■ **WORK TASK**
Look through the material below and count the lines with the string "práci". Report only the count.

-- -- --

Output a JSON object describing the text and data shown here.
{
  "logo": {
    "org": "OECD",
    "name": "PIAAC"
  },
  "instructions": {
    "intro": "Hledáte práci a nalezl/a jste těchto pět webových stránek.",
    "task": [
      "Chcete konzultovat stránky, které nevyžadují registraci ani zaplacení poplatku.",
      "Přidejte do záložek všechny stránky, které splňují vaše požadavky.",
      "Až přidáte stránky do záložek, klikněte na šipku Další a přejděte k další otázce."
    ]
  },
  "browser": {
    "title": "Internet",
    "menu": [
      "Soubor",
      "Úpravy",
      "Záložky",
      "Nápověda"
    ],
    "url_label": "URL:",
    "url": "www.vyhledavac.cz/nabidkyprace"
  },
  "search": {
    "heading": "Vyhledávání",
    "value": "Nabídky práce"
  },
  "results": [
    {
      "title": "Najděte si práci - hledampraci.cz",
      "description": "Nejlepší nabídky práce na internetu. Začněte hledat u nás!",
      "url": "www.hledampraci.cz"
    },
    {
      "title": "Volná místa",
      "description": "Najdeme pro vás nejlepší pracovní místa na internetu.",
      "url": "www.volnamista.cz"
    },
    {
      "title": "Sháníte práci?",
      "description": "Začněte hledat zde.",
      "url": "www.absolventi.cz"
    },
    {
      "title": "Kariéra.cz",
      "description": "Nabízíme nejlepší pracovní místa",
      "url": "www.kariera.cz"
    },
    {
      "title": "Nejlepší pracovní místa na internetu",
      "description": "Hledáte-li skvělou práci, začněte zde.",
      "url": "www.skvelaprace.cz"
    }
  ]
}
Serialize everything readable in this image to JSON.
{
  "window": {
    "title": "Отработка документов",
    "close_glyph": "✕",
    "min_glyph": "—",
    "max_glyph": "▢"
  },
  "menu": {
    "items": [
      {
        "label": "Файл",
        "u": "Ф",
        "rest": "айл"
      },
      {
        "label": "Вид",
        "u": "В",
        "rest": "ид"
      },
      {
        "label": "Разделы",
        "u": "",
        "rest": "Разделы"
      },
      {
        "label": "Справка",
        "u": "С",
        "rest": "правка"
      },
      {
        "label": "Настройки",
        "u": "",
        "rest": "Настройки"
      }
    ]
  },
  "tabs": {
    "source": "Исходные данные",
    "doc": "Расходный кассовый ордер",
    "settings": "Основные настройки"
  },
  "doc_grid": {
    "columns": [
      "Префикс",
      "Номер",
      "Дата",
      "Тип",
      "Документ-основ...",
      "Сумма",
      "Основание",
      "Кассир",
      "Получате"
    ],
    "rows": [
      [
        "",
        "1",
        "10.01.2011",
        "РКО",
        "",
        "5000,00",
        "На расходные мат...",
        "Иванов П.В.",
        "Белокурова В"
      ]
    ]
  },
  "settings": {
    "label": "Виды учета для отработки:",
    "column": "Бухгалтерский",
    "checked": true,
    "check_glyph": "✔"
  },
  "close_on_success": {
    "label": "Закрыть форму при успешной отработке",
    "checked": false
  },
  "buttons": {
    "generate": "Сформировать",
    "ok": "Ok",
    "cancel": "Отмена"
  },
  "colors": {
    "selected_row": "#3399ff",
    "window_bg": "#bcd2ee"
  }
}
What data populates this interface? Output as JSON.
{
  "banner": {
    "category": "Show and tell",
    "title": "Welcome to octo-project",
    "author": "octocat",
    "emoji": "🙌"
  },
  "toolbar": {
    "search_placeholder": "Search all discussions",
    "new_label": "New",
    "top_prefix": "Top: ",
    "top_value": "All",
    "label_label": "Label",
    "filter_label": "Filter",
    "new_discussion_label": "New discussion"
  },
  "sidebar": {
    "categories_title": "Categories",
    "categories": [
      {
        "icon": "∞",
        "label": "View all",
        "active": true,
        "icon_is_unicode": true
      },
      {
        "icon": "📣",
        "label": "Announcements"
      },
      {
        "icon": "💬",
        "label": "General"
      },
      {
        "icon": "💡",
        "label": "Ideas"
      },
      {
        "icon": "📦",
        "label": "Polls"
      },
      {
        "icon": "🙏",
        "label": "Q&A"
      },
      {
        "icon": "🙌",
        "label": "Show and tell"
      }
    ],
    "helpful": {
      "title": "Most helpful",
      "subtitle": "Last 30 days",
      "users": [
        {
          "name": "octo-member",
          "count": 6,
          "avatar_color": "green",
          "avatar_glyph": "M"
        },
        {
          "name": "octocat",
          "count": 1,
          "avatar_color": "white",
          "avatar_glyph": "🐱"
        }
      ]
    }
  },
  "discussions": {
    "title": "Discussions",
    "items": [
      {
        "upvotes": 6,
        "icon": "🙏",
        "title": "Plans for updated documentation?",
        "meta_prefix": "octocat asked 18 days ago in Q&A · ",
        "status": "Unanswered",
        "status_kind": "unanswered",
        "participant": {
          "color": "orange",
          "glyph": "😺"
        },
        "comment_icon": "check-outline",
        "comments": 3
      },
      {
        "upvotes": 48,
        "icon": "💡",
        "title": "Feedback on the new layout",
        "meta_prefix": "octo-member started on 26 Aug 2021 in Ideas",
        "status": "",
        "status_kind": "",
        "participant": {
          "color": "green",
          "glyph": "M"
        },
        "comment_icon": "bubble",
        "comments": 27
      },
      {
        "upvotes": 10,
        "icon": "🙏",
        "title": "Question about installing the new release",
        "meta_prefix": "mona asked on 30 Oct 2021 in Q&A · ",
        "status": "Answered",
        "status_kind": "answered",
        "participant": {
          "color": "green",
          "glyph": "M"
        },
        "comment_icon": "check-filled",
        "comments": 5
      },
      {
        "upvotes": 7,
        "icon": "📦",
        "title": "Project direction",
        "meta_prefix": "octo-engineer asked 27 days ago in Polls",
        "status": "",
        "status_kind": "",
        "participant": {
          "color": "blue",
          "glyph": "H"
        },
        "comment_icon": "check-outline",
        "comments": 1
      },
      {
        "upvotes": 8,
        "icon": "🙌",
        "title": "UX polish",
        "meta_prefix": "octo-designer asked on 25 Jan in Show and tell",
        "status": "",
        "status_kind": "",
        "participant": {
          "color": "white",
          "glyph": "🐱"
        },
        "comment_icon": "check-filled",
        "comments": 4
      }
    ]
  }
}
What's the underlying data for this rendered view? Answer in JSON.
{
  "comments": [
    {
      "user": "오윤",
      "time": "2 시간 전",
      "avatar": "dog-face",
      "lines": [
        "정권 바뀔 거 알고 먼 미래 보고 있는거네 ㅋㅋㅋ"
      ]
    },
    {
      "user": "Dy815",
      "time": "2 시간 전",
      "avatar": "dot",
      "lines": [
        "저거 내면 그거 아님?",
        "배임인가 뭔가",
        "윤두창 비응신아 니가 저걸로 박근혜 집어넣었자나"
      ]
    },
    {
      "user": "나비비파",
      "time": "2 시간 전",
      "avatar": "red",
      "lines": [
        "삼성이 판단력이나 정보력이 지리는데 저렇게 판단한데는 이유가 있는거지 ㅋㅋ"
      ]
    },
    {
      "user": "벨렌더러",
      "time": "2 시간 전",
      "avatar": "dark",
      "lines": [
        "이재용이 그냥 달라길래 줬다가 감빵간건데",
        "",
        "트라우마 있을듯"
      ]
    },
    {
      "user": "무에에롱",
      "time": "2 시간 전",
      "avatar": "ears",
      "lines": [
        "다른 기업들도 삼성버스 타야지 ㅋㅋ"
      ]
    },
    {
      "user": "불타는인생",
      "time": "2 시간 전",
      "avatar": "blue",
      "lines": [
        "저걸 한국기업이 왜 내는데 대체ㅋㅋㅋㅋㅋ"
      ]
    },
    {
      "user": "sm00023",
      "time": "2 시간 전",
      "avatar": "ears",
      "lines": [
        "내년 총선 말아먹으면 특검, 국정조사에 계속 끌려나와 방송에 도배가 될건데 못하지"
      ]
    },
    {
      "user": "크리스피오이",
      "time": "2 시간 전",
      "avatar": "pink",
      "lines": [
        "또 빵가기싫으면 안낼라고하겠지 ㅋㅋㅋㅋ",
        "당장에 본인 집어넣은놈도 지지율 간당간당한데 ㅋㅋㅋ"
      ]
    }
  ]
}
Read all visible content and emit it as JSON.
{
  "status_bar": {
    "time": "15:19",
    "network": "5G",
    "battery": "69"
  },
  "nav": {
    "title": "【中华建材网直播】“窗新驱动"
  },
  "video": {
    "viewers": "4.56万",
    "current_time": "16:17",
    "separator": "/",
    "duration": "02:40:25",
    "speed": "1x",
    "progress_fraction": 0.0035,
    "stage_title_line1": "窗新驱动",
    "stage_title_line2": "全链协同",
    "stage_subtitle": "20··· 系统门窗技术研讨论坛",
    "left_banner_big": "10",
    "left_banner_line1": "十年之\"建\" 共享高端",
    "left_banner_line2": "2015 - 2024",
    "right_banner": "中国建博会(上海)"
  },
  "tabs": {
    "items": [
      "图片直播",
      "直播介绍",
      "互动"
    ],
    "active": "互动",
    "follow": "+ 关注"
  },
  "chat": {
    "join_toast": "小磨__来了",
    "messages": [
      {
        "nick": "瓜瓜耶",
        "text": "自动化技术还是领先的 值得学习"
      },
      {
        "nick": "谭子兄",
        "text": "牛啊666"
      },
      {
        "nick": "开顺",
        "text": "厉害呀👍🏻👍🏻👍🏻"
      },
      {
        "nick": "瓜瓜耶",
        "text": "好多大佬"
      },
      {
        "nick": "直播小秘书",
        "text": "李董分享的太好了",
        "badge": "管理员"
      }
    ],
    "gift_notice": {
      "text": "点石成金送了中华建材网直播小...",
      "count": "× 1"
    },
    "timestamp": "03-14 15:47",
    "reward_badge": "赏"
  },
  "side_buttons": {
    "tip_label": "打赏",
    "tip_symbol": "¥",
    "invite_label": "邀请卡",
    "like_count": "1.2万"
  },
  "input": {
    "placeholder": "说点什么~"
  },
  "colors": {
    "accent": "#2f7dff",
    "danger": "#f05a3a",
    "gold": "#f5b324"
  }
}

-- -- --

■ **RESPONSE FOR THIS EXERCISE**
4